Leave the pictures out and restate each entry below word for word.

**Provided information:**
"""

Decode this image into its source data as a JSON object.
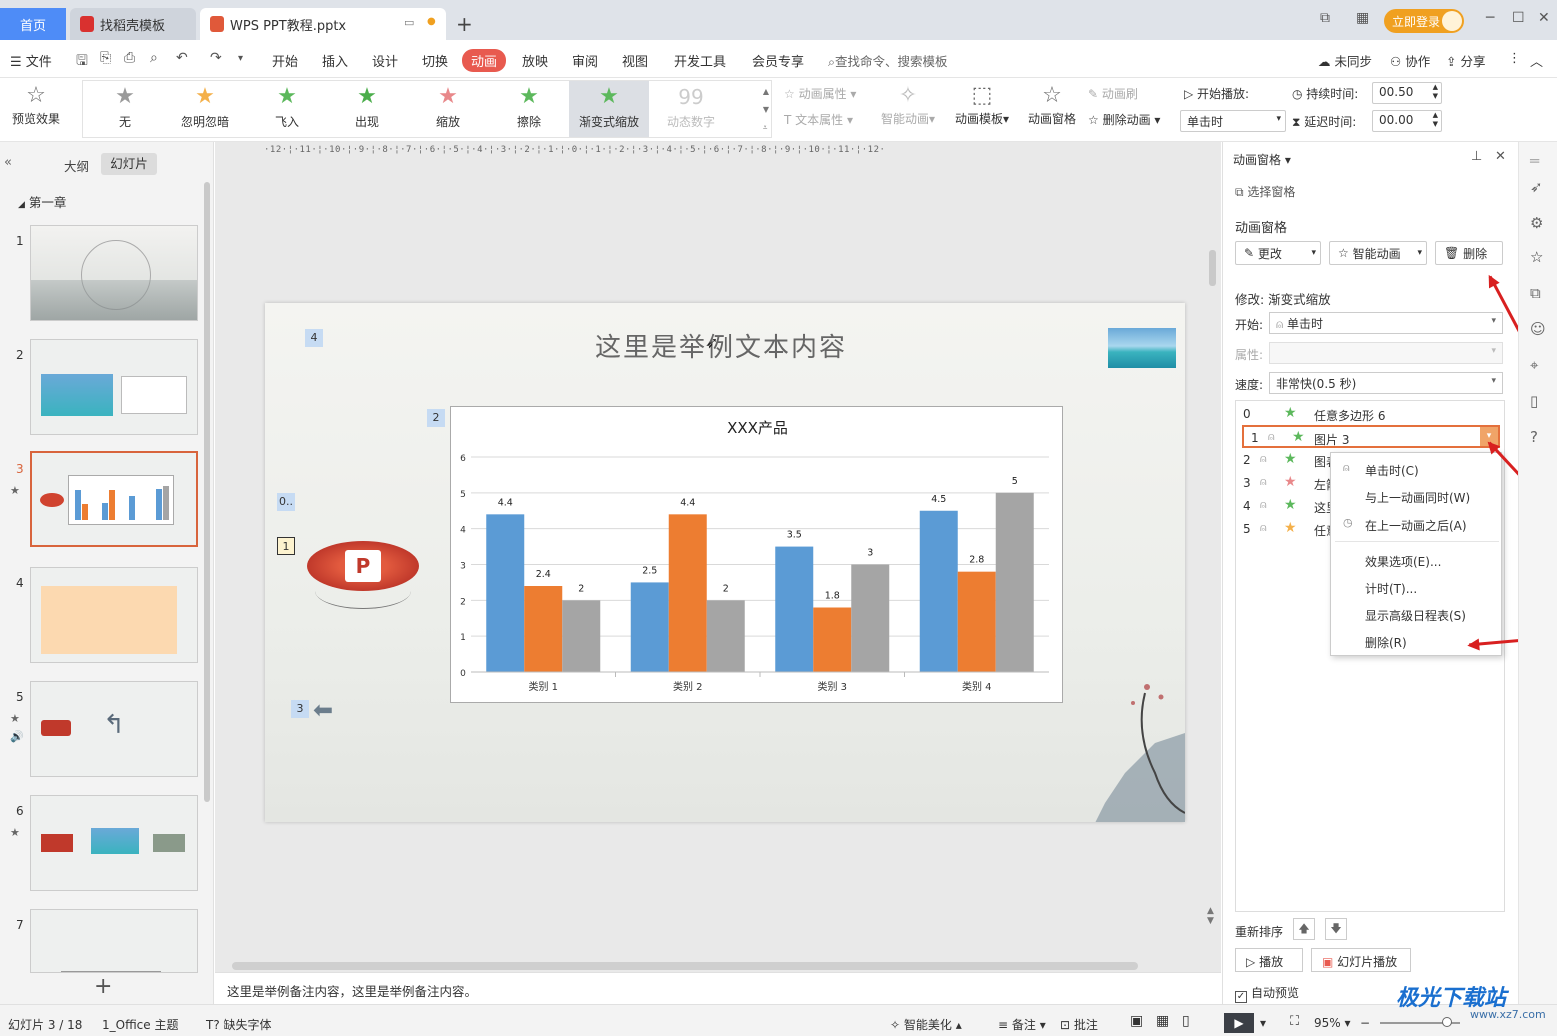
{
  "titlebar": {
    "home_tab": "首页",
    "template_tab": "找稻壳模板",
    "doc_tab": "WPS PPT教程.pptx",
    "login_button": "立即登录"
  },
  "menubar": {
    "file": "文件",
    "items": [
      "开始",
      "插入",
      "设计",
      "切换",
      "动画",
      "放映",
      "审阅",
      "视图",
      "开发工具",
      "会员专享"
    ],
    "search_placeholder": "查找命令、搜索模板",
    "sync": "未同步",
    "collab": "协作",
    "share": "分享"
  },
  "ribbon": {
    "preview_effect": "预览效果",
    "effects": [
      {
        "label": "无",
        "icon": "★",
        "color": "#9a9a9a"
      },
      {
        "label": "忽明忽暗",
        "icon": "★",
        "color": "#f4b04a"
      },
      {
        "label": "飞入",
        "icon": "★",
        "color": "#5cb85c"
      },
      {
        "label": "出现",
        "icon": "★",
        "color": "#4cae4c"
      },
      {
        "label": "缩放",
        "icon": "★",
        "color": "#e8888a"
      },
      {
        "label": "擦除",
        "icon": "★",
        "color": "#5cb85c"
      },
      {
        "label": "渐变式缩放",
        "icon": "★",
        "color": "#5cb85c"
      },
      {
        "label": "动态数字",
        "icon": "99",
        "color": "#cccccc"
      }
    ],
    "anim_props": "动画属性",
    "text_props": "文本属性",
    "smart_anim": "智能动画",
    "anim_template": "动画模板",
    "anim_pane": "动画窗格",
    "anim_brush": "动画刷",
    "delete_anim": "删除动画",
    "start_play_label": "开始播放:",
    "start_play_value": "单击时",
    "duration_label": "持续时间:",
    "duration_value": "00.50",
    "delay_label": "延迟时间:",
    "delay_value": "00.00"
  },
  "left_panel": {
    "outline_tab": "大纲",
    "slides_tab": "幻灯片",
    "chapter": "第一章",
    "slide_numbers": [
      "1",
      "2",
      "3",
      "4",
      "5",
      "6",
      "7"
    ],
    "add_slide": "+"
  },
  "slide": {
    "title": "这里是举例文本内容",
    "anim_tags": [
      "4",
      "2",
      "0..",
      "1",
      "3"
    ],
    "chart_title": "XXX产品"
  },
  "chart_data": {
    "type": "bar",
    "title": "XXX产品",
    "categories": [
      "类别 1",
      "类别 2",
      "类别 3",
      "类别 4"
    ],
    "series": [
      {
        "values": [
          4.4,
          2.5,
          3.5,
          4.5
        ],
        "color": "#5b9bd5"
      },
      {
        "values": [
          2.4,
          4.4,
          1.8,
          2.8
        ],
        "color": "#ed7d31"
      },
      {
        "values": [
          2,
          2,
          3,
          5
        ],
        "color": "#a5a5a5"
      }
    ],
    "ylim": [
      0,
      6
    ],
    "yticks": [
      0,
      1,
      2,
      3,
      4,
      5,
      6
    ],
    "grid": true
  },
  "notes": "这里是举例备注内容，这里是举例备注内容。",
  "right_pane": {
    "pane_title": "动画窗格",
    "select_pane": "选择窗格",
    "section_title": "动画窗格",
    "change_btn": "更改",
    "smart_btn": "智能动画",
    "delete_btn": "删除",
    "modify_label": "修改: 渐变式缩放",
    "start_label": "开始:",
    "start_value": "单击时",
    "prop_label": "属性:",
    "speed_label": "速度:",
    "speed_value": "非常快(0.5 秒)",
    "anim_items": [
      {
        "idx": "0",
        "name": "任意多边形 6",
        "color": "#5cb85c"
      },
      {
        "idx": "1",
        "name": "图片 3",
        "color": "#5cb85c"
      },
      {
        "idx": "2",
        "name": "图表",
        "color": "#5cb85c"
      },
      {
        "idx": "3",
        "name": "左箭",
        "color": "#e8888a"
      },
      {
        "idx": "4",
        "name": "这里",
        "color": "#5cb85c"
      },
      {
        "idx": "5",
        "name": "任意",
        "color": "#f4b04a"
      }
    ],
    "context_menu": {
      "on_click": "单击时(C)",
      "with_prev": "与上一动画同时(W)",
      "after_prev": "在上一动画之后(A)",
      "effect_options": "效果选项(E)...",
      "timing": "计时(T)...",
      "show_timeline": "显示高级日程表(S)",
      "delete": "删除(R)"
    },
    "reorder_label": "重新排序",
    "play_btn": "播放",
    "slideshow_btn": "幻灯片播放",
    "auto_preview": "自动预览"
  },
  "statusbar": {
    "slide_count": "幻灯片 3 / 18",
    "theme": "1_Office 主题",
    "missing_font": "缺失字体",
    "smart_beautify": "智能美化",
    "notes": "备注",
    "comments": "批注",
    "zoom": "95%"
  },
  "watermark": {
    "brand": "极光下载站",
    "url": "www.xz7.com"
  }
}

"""

**Solution to the exercise:**
Decode this image into its source data as a JSON object.
{
  "titlebar": {
    "home_tab": "首页",
    "template_tab": "找稻壳模板",
    "doc_tab": "WPS PPT教程.pptx",
    "login_button": "立即登录"
  },
  "menubar": {
    "file": "文件",
    "items": [
      "开始",
      "插入",
      "设计",
      "切换",
      "动画",
      "放映",
      "审阅",
      "视图",
      "开发工具",
      "会员专享"
    ],
    "search_placeholder": "查找命令、搜索模板",
    "sync": "未同步",
    "collab": "协作",
    "share": "分享"
  },
  "ribbon": {
    "preview_effect": "预览效果",
    "effects": [
      {
        "label": "无",
        "icon": "★",
        "color": "#9a9a9a"
      },
      {
        "label": "忽明忽暗",
        "icon": "★",
        "color": "#f4b04a"
      },
      {
        "label": "飞入",
        "icon": "★",
        "color": "#5cb85c"
      },
      {
        "label": "出现",
        "icon": "★",
        "color": "#4cae4c"
      },
      {
        "label": "缩放",
        "icon": "★",
        "color": "#e8888a"
      },
      {
        "label": "擦除",
        "icon": "★",
        "color": "#5cb85c"
      },
      {
        "label": "渐变式缩放",
        "icon": "★",
        "color": "#5cb85c"
      },
      {
        "label": "动态数字",
        "icon": "99",
        "color": "#cccccc"
      }
    ],
    "anim_props": "动画属性",
    "text_props": "文本属性",
    "smart_anim": "智能动画",
    "anim_template": "动画模板",
    "anim_pane": "动画窗格",
    "anim_brush": "动画刷",
    "delete_anim": "删除动画",
    "start_play_label": "开始播放:",
    "start_play_value": "单击时",
    "duration_label": "持续时间:",
    "duration_value": "00.50",
    "delay_label": "延迟时间:",
    "delay_value": "00.00"
  },
  "left_panel": {
    "outline_tab": "大纲",
    "slides_tab": "幻灯片",
    "chapter": "第一章",
    "slide_numbers": [
      "1",
      "2",
      "3",
      "4",
      "5",
      "6",
      "7"
    ],
    "add_slide": "+"
  },
  "slide": {
    "title": "这里是举例文本内容",
    "anim_tags": [
      "4",
      "2",
      "0..",
      "1",
      "3"
    ],
    "chart_title": "XXX产品"
  },
  "chart_data": {
    "type": "bar",
    "title": "XXX产品",
    "categories": [
      "类别 1",
      "类别 2",
      "类别 3",
      "类别 4"
    ],
    "series": [
      {
        "values": [
          4.4,
          2.5,
          3.5,
          4.5
        ],
        "color": "#5b9bd5"
      },
      {
        "values": [
          2.4,
          4.4,
          1.8,
          2.8
        ],
        "color": "#ed7d31"
      },
      {
        "values": [
          2,
          2,
          3,
          5
        ],
        "color": "#a5a5a5"
      }
    ],
    "ylim": [
      0,
      6
    ],
    "yticks": [
      0,
      1,
      2,
      3,
      4,
      5,
      6
    ],
    "grid": true
  },
  "notes": "这里是举例备注内容，这里是举例备注内容。",
  "right_pane": {
    "pane_title": "动画窗格",
    "select_pane": "选择窗格",
    "section_title": "动画窗格",
    "change_btn": "更改",
    "smart_btn": "智能动画",
    "delete_btn": "删除",
    "modify_label": "修改: 渐变式缩放",
    "start_label": "开始:",
    "start_value": "单击时",
    "prop_label": "属性:",
    "speed_label": "速度:",
    "speed_value": "非常快(0.5 秒)",
    "anim_items": [
      {
        "idx": "0",
        "name": "任意多边形 6",
        "color": "#5cb85c"
      },
      {
        "idx": "1",
        "name": "图片 3",
        "color": "#5cb85c"
      },
      {
        "idx": "2",
        "name": "图表",
        "color": "#5cb85c"
      },
      {
        "idx": "3",
        "name": "左箭",
        "color": "#e8888a"
      },
      {
        "idx": "4",
        "name": "这里",
        "color": "#5cb85c"
      },
      {
        "idx": "5",
        "name": "任意",
        "color": "#f4b04a"
      }
    ],
    "context_menu": {
      "on_click": "单击时(C)",
      "with_prev": "与上一动画同时(W)",
      "after_prev": "在上一动画之后(A)",
      "effect_options": "效果选项(E)...",
      "timing": "计时(T)...",
      "show_timeline": "显示高级日程表(S)",
      "delete": "删除(R)"
    },
    "reorder_label": "重新排序",
    "play_btn": "播放",
    "slideshow_btn": "幻灯片播放",
    "auto_preview": "自动预览"
  },
  "statusbar": {
    "slide_count": "幻灯片 3 / 18",
    "theme": "1_Office 主题",
    "missing_font": "缺失字体",
    "smart_beautify": "智能美化",
    "notes": "备注",
    "comments": "批注",
    "zoom": "95%"
  },
  "watermark": {
    "brand": "极光下载站",
    "url": "www.xz7.com"
  }
}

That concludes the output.